Environmental mitigations on private land can sometimes require a resource consent under the Resource Management Act 1991. This ensures that any activity impacting the environment is appropriately managed and regulated. The process involves several stages and can take several months to complete.
Costs can vary from a few hundred to hundreds of thousands of dollars, depending on requirements. Unclear regulatory guidance also makes it difficult for projects to comply.
These barriers can discourage restoration efforts, lead to long delays and increase the overall cost of projects.
What is the project?
We reviewed the impact of regulatory processes on projects undertaken by Living Water and suggest options for improving the process for applications providing environmental benefit in the agricultural sector. By highlighting the challenges and proposing solutions, the objective was to primarily assist regional and district authorities in simplifying their regulatory processes.
What experience did Living Water have with the consenting process and costs?
As part of the Living Water Ararira/LII River project two sediment traps were constructed. These simple inline structures allow sediment to collect in one point on a stretch of drain and restrict mechanical removal of silt to this one area rather than the entire drain. The environmental benefits in not disturbing habitat and reducing sediment discharges are significant. The resource application process necessitated three resource consent applications at a cost of $11,837, including a $730 cost for compliance monitoring to approve the erosion and sediment plan proposed in the application.
The consenting costs were more than four times the cost of constructing the two sediment traps ($2,500). Ownership of these consents at the end of the trial is also an issue and may require the consents to be surrendered and sediment traps left to fill in naturally.
A proposal for a 4-hectare wetland in the Ararira/LII catchment of Selwyn District required multiple consents and took almost 12 months to complete the consenting process.

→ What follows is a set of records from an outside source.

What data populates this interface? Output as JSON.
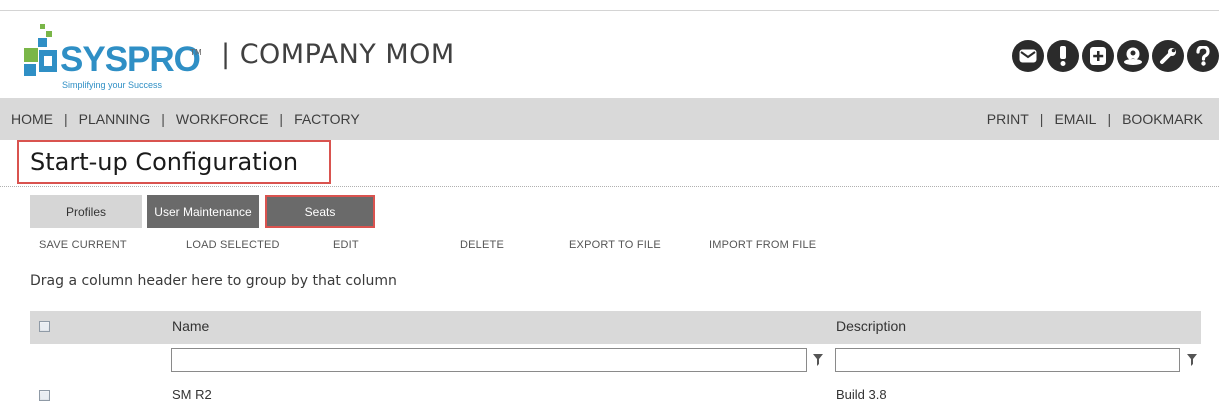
{
  "logo": {
    "wordmark": "SYSPRO",
    "trademark": "TM",
    "tagline": "Simplifying your Success"
  },
  "app_title": "COMPANY MOM",
  "header_icons": [
    "mail-icon",
    "alert-icon",
    "add-document-icon",
    "user-icon",
    "wrench-icon",
    "help-icon"
  ],
  "nav": {
    "left": [
      "HOME",
      "PLANNING",
      "WORKFORCE",
      "FACTORY"
    ],
    "right": [
      "PRINT",
      "EMAIL",
      "BOOKMARK"
    ],
    "separator": "|"
  },
  "page_title": "Start-up Configuration",
  "tabs": {
    "profiles": "Profiles",
    "user_maintenance": "User Maintenance",
    "seats": "Seats"
  },
  "actions": {
    "save_current": "SAVE CURRENT",
    "load_selected": "LOAD SELECTED",
    "edit": "EDIT",
    "delete": "DELETE",
    "export": "EXPORT TO FILE",
    "import": "IMPORT FROM FILE"
  },
  "group_hint": "Drag a column header here to group by that column",
  "grid": {
    "columns": {
      "name": "Name",
      "description": "Description"
    },
    "filters": {
      "name": "",
      "description": ""
    },
    "rows": [
      {
        "name": "SM R2",
        "description": "Build 3.8"
      }
    ]
  },
  "colors": {
    "accent_red": "#d9534f",
    "brand_blue": "#2f8fc5",
    "nav_bg": "#d9d9d9",
    "tab_dark": "#6a6a6a"
  }
}
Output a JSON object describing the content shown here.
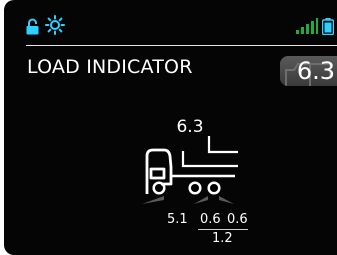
{
  "status_bar": {
    "icons": [
      "lock-icon",
      "sun-icon",
      "signal-strength-icon",
      "battery-icon"
    ],
    "accent_color": "#2fd0ff",
    "signal_color": "#1fae3d"
  },
  "title": "LOAD INDICATOR",
  "total_load": "6.3",
  "diagram": {
    "cargo_load": "6.3",
    "axles": [
      {
        "label": "5.1"
      },
      {
        "label": "0.6"
      },
      {
        "label": "0.6"
      }
    ],
    "rear_group_total": "1.2",
    "axle_marker_color": "#5a5a5a"
  }
}
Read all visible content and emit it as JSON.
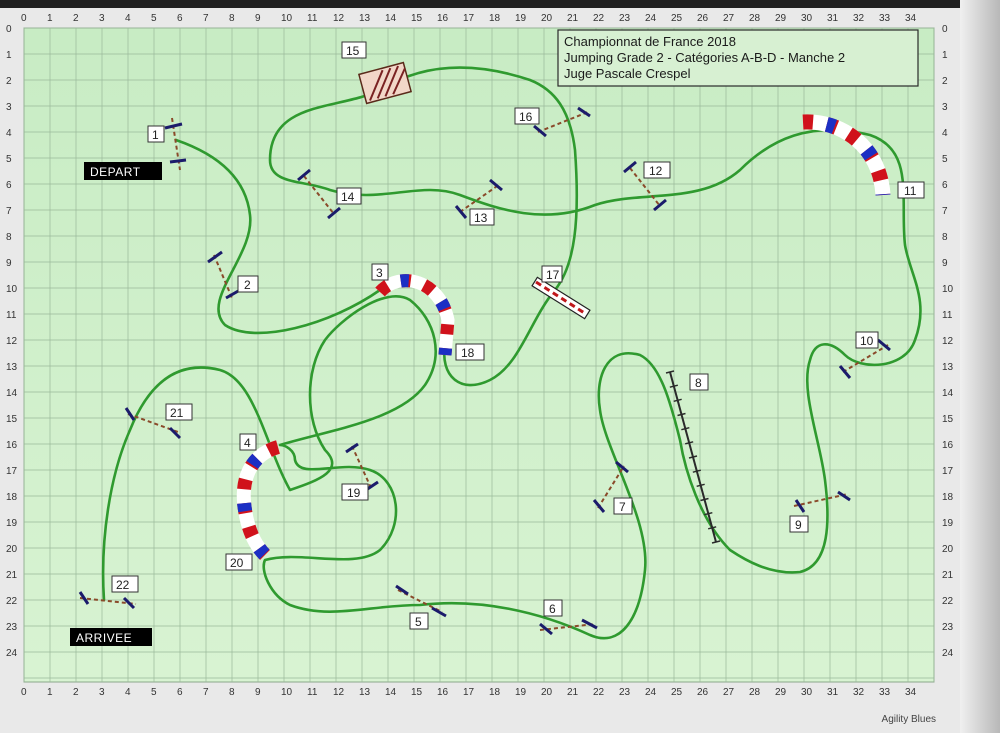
{
  "title_box": {
    "line1": "Championnat de France 2018",
    "line2": "Jumping Grade 2 - Catégories A-B-D - Manche 2",
    "line3": "Juge    Pascale Crespel"
  },
  "markers": {
    "start": "DEPART",
    "finish": "ARRIVEE"
  },
  "grid": {
    "columns": 35,
    "rows": 25
  },
  "obstacles": [
    {
      "n": "1",
      "type": "jump"
    },
    {
      "n": "2",
      "type": "jump"
    },
    {
      "n": "3",
      "type": "tunnel"
    },
    {
      "n": "4",
      "type": "tunnel"
    },
    {
      "n": "5",
      "type": "jump"
    },
    {
      "n": "6",
      "type": "jump"
    },
    {
      "n": "7",
      "type": "jump"
    },
    {
      "n": "8",
      "type": "weave-poles"
    },
    {
      "n": "9",
      "type": "jump"
    },
    {
      "n": "10",
      "type": "jump"
    },
    {
      "n": "11",
      "type": "tunnel"
    },
    {
      "n": "12",
      "type": "jump"
    },
    {
      "n": "13",
      "type": "jump"
    },
    {
      "n": "14",
      "type": "jump"
    },
    {
      "n": "15",
      "type": "tire"
    },
    {
      "n": "16",
      "type": "jump"
    },
    {
      "n": "17",
      "type": "long-jump"
    },
    {
      "n": "18",
      "type": "tunnel"
    },
    {
      "n": "19",
      "type": "jump"
    },
    {
      "n": "20",
      "type": "tunnel"
    },
    {
      "n": "21",
      "type": "jump"
    },
    {
      "n": "22",
      "type": "jump"
    }
  ],
  "credit": "Agility Blues",
  "colors": {
    "field": "#cdeec8",
    "grid": "#9ab89a",
    "path": "#2f9a2f",
    "tunnel_red": "#d0121b",
    "tunnel_blue": "#1c2fc4",
    "marker_bg": "#000000"
  }
}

The estimated cost for both consent and consultant fees exceeded $40,000. The application could have been improved with more detailed information and alternative cost-saving solutions. Despite positive consultation with the Council, the project is unlikely to proceed due to cost constraints.

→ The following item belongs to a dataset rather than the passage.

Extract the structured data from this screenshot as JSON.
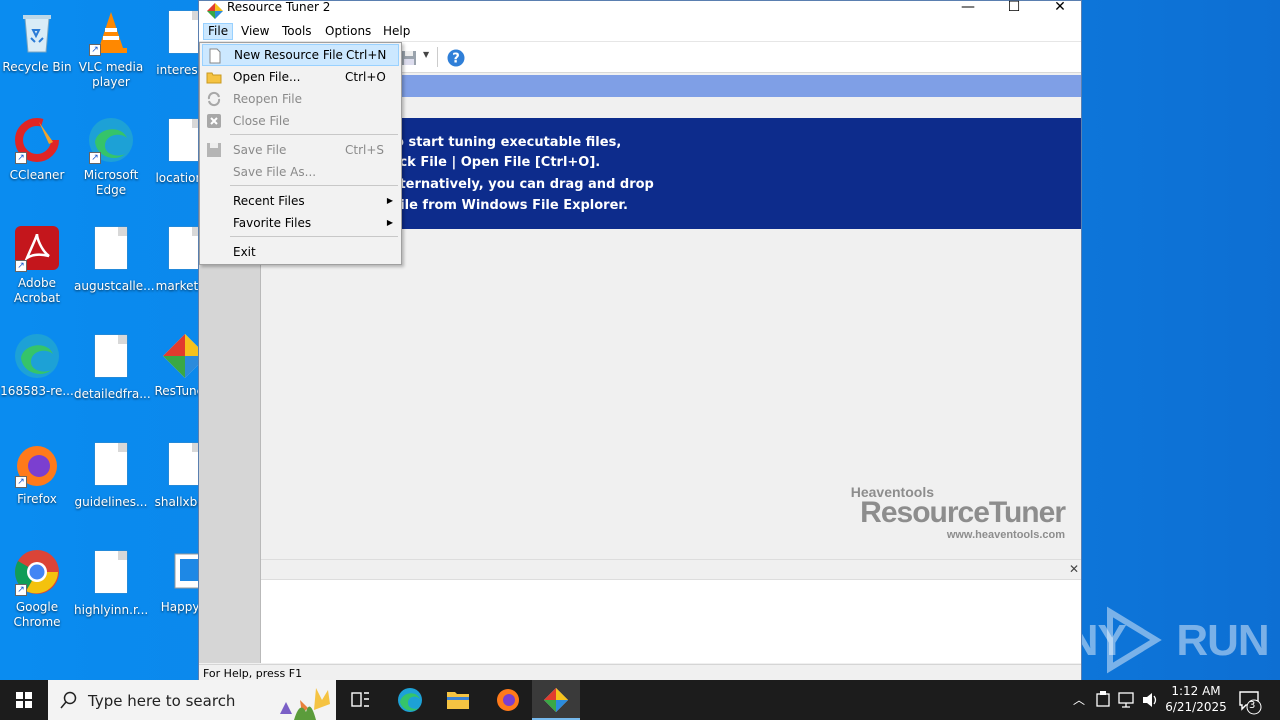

Consenting costs are high, particularly for small-scale on-farm interventions such as sediment traps, which are important for making improvements to freshwater quality. High costs combined with lengthy time delays may be discouraging action by landowners.
What was learnt and what’s recommended?
There are many ways the process of obtaining resource consents could be streamlined and simplified, and the costs reduced. This project identified seven areas where action could be taken:
- Application guidebooks/checklists
- Plan changes/submissions
- Global consents
- Permitted activity status
- Promoting funding sources
- Community group engagement process
Download the full reports above for more information.